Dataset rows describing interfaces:
☆ ☆ ☆ ☆ ☆

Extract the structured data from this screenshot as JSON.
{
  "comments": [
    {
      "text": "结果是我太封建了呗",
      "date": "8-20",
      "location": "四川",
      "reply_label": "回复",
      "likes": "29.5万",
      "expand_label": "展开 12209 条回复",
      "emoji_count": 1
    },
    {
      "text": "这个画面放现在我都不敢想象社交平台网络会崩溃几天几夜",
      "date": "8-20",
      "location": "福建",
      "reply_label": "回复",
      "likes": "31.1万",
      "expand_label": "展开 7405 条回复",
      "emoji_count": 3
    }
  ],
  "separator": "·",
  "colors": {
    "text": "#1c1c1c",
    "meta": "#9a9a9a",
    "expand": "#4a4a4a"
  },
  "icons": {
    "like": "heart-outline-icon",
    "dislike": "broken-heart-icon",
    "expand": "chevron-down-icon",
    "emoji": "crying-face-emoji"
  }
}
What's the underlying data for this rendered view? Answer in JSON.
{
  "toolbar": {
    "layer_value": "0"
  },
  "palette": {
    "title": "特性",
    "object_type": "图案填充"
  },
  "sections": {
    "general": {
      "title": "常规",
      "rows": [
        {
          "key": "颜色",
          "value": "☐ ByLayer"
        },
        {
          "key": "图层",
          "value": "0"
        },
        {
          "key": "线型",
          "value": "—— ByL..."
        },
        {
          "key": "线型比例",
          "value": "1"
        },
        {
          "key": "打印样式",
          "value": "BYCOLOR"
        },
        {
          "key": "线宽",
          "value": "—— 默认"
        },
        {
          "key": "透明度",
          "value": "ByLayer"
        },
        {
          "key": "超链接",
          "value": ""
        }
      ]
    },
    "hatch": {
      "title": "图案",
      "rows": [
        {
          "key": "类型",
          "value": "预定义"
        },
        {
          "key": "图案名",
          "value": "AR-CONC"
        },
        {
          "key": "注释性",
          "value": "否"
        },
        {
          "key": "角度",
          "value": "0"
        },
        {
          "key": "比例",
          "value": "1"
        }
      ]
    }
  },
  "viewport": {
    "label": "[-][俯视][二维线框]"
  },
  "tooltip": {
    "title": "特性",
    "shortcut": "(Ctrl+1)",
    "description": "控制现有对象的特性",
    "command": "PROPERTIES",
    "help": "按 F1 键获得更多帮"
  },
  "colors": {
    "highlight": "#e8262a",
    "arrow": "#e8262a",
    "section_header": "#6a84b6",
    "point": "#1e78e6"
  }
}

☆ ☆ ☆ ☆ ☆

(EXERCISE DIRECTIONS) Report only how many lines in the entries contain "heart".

(RESULT FOR THIS TASK) 2